In recent years, Prince Nayef had emerged as a close U.S. partner on counterterrorism and the fight to vanquish al-Qaeda. As interior minister since 1975, he was responsible for protecting the Saudi realm and maintaining order within its borders.
He led a vicious campaign against al-Qaeda after a series of attacks inside Saudi Arabia between 2003 and 2006. He was hailed for helping to suppress Islamic radicalism.
Former U.S. ambassador to Saudi Arabia Chas Freeman said in an interview with The Washington Post on Saturday that Prince Nayef was brutally efficient against Saudi Arabia’s enemies.
“It was a comprehensive and quite successful counterterror strategy, which Nayef was intimately involved with at every stage,” Freeman said.
But he was long considered a capricious ally, and his relationship with the United States was complicated by a deep-seated distrust of Americans.
During the 1970s, the United States presented him with a new desk as a gift to honor his rise in status at the Interior Ministry. According to Steve Coll’s 2008 book “The Bin Ladens,” Prince Nayef later learned the desk was bugged with a CIA listening device.
After the discovery, the prince became increasingly hostile toward the U.S. government and sometimes failed to cooperate in terror-related issues with the White House and FBI.
In 1996, he refused to meet with FBI Director Louis J. Freeh, who came to Saudi Arabia to oversee the investigation of the Khobar Towers bombing, in which 19 Americans were killed.
Instead, low-ranking deputies met with Freeh, while Prince Nayef relaxed on his private yacht anchored in the Red Sea.
In the immediate aftermath of the Sept. 11, 2001, attacks, Prince Nayef said he did not think that any Saudis participated in the attacks, although it was later determined that 15 of the 19 hijackers were from the kingdom. He claimed that Jews were responsible for the attacks.

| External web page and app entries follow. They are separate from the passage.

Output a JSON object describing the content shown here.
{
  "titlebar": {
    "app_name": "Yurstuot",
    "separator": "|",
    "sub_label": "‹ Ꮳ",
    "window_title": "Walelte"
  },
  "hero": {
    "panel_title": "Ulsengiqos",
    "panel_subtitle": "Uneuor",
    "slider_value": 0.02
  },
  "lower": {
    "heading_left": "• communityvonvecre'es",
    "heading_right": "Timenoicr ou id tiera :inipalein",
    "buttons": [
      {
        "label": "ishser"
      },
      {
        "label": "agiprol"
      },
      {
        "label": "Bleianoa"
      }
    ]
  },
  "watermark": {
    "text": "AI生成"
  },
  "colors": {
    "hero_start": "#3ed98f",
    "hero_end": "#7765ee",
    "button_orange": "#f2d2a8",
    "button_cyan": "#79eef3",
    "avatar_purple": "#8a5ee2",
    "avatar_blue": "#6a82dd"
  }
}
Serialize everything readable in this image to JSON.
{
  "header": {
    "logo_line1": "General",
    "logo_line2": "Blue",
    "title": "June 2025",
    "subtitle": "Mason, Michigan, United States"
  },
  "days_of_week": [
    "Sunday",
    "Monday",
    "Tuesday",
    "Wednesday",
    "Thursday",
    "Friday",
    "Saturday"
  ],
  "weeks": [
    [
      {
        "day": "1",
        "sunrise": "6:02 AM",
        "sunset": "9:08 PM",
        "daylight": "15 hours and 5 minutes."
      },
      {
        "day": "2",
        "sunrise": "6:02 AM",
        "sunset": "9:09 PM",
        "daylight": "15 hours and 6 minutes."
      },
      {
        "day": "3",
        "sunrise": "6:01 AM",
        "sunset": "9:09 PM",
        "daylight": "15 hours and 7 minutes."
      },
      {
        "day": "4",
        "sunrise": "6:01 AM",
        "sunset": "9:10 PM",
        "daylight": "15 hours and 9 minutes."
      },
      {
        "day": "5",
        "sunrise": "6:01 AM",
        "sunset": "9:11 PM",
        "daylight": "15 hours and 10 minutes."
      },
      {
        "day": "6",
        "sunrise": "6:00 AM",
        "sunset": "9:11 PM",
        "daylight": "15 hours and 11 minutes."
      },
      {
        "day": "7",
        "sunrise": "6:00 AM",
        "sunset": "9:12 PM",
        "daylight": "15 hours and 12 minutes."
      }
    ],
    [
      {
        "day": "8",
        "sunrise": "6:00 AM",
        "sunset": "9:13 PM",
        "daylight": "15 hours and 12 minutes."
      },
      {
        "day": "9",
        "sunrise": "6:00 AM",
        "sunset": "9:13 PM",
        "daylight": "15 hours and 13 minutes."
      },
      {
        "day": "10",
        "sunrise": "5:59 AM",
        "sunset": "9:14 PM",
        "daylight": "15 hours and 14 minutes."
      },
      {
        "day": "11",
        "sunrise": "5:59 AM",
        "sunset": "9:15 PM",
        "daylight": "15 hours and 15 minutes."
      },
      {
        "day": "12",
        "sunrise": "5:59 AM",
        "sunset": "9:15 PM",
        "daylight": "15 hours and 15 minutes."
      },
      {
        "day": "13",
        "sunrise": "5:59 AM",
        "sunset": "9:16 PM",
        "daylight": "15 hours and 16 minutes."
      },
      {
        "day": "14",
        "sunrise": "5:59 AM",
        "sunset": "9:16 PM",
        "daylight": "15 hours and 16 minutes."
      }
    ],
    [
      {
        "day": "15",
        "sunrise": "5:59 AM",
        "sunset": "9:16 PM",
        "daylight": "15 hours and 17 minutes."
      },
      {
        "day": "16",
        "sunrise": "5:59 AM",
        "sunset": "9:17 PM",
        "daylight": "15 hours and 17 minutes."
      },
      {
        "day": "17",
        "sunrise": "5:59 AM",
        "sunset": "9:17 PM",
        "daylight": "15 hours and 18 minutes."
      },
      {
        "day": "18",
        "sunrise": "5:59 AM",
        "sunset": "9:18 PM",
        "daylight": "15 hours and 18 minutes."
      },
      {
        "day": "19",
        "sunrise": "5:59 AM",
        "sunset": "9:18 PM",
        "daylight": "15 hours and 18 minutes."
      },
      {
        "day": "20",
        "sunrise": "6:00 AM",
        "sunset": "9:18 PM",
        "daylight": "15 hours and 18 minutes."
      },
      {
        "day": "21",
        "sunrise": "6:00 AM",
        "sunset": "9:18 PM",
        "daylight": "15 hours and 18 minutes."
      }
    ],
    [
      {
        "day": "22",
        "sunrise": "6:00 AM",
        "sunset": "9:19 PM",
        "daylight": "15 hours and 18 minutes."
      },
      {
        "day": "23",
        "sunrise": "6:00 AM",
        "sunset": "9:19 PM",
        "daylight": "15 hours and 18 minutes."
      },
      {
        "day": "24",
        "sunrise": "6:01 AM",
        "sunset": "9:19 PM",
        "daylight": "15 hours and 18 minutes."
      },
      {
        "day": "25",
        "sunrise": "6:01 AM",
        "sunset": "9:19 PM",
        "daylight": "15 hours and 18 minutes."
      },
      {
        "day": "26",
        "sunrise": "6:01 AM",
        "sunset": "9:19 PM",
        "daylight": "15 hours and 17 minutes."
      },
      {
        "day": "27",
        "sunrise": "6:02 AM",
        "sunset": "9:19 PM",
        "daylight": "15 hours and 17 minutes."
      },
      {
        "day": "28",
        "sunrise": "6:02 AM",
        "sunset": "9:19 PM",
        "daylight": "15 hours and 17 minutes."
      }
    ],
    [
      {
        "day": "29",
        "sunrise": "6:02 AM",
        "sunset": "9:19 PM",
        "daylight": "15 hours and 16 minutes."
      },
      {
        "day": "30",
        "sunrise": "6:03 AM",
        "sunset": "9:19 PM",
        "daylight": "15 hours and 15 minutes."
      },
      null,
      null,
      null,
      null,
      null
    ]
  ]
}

His attitude toward al-Qaeda began to change in 2003, after a series of bombings targeted Saudi government facilities and members of the royal family. He swiftly took action against individuals with suspected ties to al-Qaeda and implemented programs in mosques around the country to refute and discredit extremist ideologies.
Nayef bin Abdul Aziz was born in 1933, in the settlement of Taif, and grew up in a childhood replete with the trappings of power and privilege.
He was the 23rd son of the kingdom’s founder, Abdul Aziz ibn Saud, and his favorite wife, Hassa bint Ahmad Al-Sudairi.
Prince Nayef drew much of his prestige from being a member of the “Sudairi Seven,” an elite clique of brothers who ruled the realm’s most prominent institutions.